*How to complete this task*: Could you report every line from the entries that includes the word "Выгружать"?

Data provided below:

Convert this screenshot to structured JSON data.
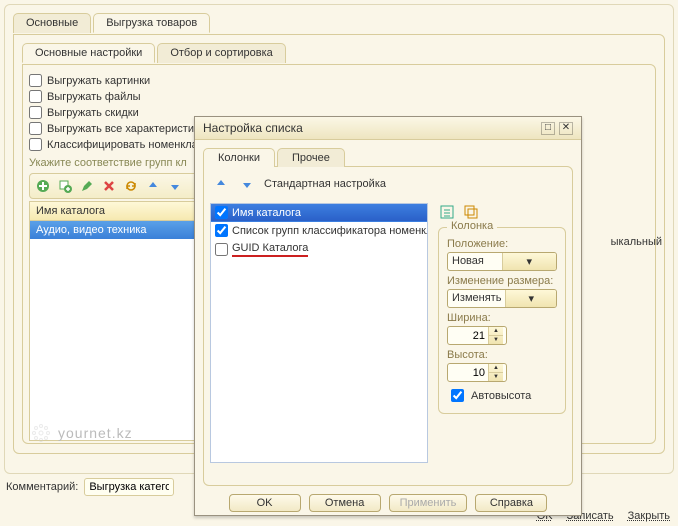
{
  "main": {
    "tabs": [
      "Основные",
      "Выгрузка товаров"
    ],
    "sub_tabs": [
      "Основные настройки",
      "Отбор и сортировка"
    ],
    "checks": [
      "Выгружать картинки",
      "Выгружать файлы",
      "Выгружать скидки",
      "Выгружать все характеристи",
      "Классифицировать номенкла"
    ],
    "hint": "Укажите соответствие групп кл",
    "grid_header": "Имя каталога",
    "grid_row": "Аудио, видео техника",
    "truncated_right": "ыкальный"
  },
  "comment": {
    "label": "Комментарий:",
    "value": "Выгрузка категори"
  },
  "footer": {
    "ok": "OK",
    "save": "Записать",
    "close": "Закрыть"
  },
  "dialog": {
    "title": "Настройка списка",
    "tabs": [
      "Колонки",
      "Прочее"
    ],
    "std": "Стандартная настройка",
    "columns": [
      {
        "label": "Имя каталога",
        "checked": true,
        "selected": true
      },
      {
        "label": "Список групп классификатора номенкл...",
        "checked": true,
        "selected": false
      },
      {
        "label": "GUID Каталога",
        "checked": false,
        "selected": false
      }
    ],
    "group": {
      "legend": "Колонка",
      "pos_label": "Положение:",
      "pos_value": "Новая колонка",
      "resize_label": "Изменение размера:",
      "resize_value": "Изменять",
      "width_label": "Ширина:",
      "width_value": "21",
      "height_label": "Высота:",
      "height_value": "10",
      "autoheight": "Автовысота"
    },
    "btns": {
      "ok": "OK",
      "cancel": "Отмена",
      "apply": "Применить",
      "help": "Справка"
    }
  },
  "watermark": "yournet.kz"
}
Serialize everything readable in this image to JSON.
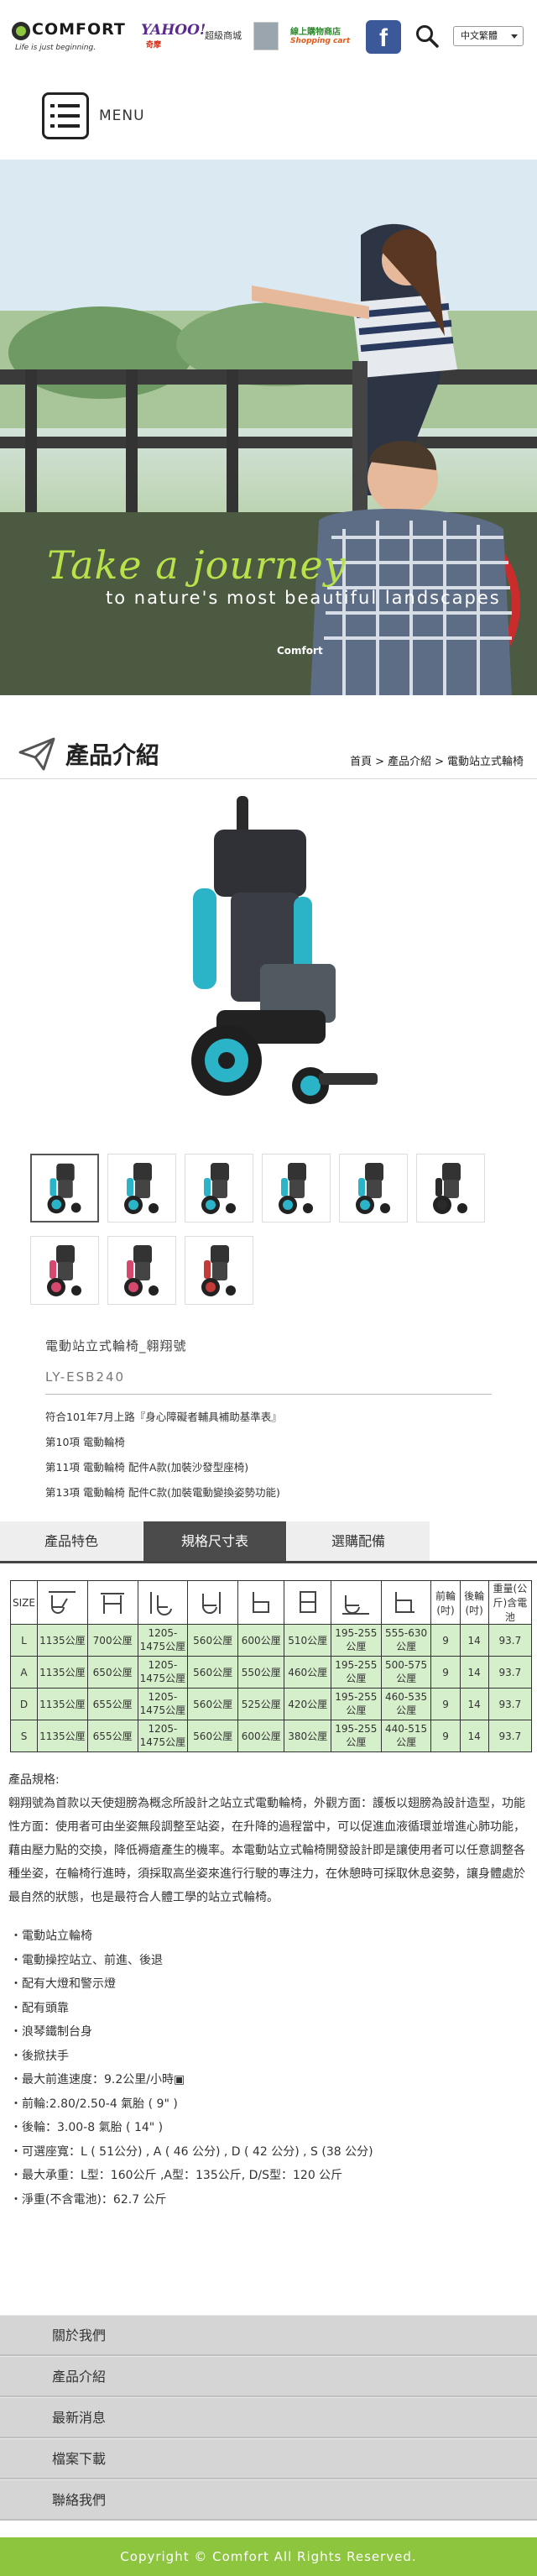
{
  "header": {
    "logo_word": "COMFORT",
    "logo_tagline": "Life is just beginning.",
    "yahoo_word": "YAHOO!",
    "yahoo_sub": "奇摩",
    "yahoo_label": "超級商城",
    "shop_title": "線上購物商店",
    "shop_sub": "Shopping cart",
    "facebook_glyph": "f",
    "language": "中文繁體"
  },
  "menu": {
    "label": "MENU"
  },
  "hero": {
    "title": "Take a journey",
    "subtitle": "to nature's most beautiful landscapes",
    "badge": "Comfort"
  },
  "section": {
    "title": "產品介紹",
    "breadcrumb": [
      "首頁",
      "產品介紹",
      "電動站立式輪椅"
    ],
    "breadcrumb_sep": ">"
  },
  "product": {
    "name": "電動站立式輪椅_翱翔號",
    "code": "LY-ESB240",
    "notes": [
      "符合101年7月上路『身心障礙者輔具補助基準表』",
      "第10項 電動輪椅",
      "第11項 電動輪椅 配件A款(加裝沙發型座椅)",
      "第13項 電動輪椅 配件C款(加裝電動變換姿勢功能)"
    ],
    "thumbnail_count": 9
  },
  "tabs": [
    {
      "label": "產品特色",
      "active": false
    },
    {
      "label": "規格尺寸表",
      "active": true
    },
    {
      "label": "選購配備",
      "active": false
    }
  ],
  "spec_table": {
    "first_header": "SIZE",
    "text_headers": [
      "前輪(吋)",
      "後輪(吋)",
      "重量(公斤)含電池"
    ],
    "rows": [
      [
        "L",
        "1135公厘",
        "700公厘",
        "1205-1475公厘",
        "560公厘",
        "600公厘",
        "510公厘",
        "195-255公厘",
        "555-630公厘",
        "9",
        "14",
        "93.7"
      ],
      [
        "A",
        "1135公厘",
        "650公厘",
        "1205-1475公厘",
        "560公厘",
        "550公厘",
        "460公厘",
        "195-255公厘",
        "500-575公厘",
        "9",
        "14",
        "93.7"
      ],
      [
        "D",
        "1135公厘",
        "655公厘",
        "1205-1475公厘",
        "560公厘",
        "525公厘",
        "420公厘",
        "195-255公厘",
        "460-535公厘",
        "9",
        "14",
        "93.7"
      ],
      [
        "S",
        "1135公厘",
        "655公厘",
        "1205-1475公厘",
        "560公厘",
        "600公厘",
        "380公厘",
        "195-255公厘",
        "440-515公厘",
        "9",
        "14",
        "93.7"
      ]
    ]
  },
  "spec_text": {
    "heading": "產品規格:",
    "body": "翱翔號為首款以天使翅膀為概念所設計之站立式電動輪椅，外觀方面：護板以翅膀為設計造型，功能性方面：使用者可由坐姿無段調整至站姿，在升降的過程當中，可以促進血液循環並增進心肺功能，藉由壓力點的交換，降低褥瘡產生的機率。本電動站立式輪椅開發設計即是讓使用者可以任意調整各種坐姿，在輪椅行進時，須採取高坐姿來進行行駛的專注力，在休憩時可採取休息姿勢，讓身體處於最自然的狀態，也是最符合人體工學的站立式輪椅。"
  },
  "features": [
    "・電動站立輪椅",
    "・電動操控站立、前進、後退",
    "・配有大燈和警示燈",
    "・配有頭靠",
    "・浪琴鐵制台身",
    "・後掀扶手",
    "・最大前進速度：9.2公里/小時▣",
    "・前輪:2.80/2.50-4 氣胎 ( 9\" )",
    "・後輪：3.00-8 氣胎 ( 14\" )",
    "・可選座寬：L ( 51公分) , A ( 46 公分) , D ( 42 公分) , S (38 公分)",
    "・最大承重：L型：160公斤 ,A型：135公斤, D/S型：120 公斤",
    "・淨重(不含電池)：62.7 公斤"
  ],
  "footer": {
    "nav": [
      "關於我們",
      "產品介紹",
      "最新消息",
      "檔案下載",
      "聯絡我們"
    ],
    "copyright": "Copyright © Comfort   All Rights Reserved."
  },
  "colors": {
    "brand_green": "#8dc53f",
    "table_row": "#d6efcb",
    "tab_active": "#4b4b4b",
    "facebook": "#3b5998",
    "wheel_teal": "#2bb3c8"
  },
  "icons": [
    "menu-icon",
    "search-icon",
    "paper-plane-icon",
    "facebook-icon",
    "chevron-down-icon"
  ]
}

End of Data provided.

*Completed task*:
      "Выгружать картинки",
      "Выгружать файлы",
      "Выгружать скидки",
      "Выгружать все характеристи",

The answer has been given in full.